Venice 2018 review: Joy (Sudabeh Mortezai)

Joy (Joy Anwulika Alphonsus) is almost rid of her debt. That does not mean she is safe in any way, not at all; as if coming from Nigeria to Europe was not challenging enough, the real struggle is now managing to stay in Austria instead of being sent back to Africa. The film for which she is the namesake follows her and other African women in simple moments, just having fun or enjoying an ordinary conversation, but make no mistake: these women are forced to work as prostitutes to pay off their debts. A newcomer, Precious (Precious Mariam Sanusi), is assigned to Joy for supervision. In the film’s opening scene we have seen this girl back in her home country in a ritual performed by a juju priest. It is a standard religious ceremony in which women who intend to leave the country have to be submitted to a magic spell cast on them by the priest, and be indebted for the money borrowed for the journey to Europe, thereby already being nudged towards a life of prostitution. If they do not comply, terrible things will happen to them or their family.

Director Sudabeh Mortezai’s documentarist approach frequently puts us in the middle of the action, only to take us out of it when scenes turn grim, choosing to turn to Alphonsus’ expressions to indicate what happens. When Precious is being brutally raped it happens in the background, but the eyes and tears of Joy let us experience the dreadful moment vividly. Her eyes speak a thousand languages. In the rare occasion of a situation in the film not being clear enough, one only has to look at her eyes, her expression, and the way she glances at someone to figure out what is going on.

Newly arrived in Vienna, Precious still wonders at simple things, like lights being on 24/7, even if they still cannot protect her during the nights when she has to satisfy her customers. She does not want this life, understandably, and begs her madam (Angela Ekeleme Pius) for another job, any job. Whatever it takes to take her away from a life of selling her body. The consequence of this request? The aforementioned rape. Yet here emerges one of the strengths of Mortezai’s directorial choices: by not showing or, to be more precise, showing just the right amount, Joy lets us understand much more than it would otherwise. Even if they are never explicitly shown, that does not mean the film is lacking in atrocious sequences, but no matter how terrible the situation they are never gratuitously shown, and have all the more impact for it.

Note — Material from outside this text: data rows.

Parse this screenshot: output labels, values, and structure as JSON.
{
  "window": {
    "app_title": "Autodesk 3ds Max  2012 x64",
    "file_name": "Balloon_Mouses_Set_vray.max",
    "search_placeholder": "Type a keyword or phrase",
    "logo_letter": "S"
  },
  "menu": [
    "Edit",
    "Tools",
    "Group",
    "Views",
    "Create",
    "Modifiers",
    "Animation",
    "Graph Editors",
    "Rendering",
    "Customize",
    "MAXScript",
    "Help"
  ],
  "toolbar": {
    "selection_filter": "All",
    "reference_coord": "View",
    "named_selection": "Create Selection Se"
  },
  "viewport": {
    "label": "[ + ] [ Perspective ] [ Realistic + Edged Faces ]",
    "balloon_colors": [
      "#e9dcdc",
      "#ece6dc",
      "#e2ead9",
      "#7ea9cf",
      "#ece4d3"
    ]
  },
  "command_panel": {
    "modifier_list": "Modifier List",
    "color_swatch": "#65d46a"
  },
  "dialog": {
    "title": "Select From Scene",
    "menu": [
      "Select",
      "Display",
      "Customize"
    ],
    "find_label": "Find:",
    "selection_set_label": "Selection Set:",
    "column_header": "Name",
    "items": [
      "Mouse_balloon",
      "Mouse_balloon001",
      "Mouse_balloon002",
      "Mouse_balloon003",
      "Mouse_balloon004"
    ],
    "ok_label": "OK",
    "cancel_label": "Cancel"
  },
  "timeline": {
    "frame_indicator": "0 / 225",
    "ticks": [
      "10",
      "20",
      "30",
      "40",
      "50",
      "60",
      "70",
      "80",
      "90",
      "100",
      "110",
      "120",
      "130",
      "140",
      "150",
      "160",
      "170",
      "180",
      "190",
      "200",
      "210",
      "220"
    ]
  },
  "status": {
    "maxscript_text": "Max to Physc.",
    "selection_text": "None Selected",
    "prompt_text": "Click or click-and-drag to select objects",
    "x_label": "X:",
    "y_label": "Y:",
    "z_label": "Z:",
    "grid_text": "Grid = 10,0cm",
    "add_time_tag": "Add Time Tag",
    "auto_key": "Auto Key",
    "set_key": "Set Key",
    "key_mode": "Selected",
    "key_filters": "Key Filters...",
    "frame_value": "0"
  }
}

One can look at Joy as just another film about an urgent subject, tackled from the usual standpoint of abuse. In the end there is no statement but just the story of a woman stuck in a diabolical loop, despite the political implications that story has. This haunting sense of no escape is something Mortezai’s storytelling builds one brick after another, without rushing to any conclusion whatsoever. Joy’s parable manages to clarify the difference between living and surviving: one doesn’t even need to be that decent a person in order to get how deep this difference can be.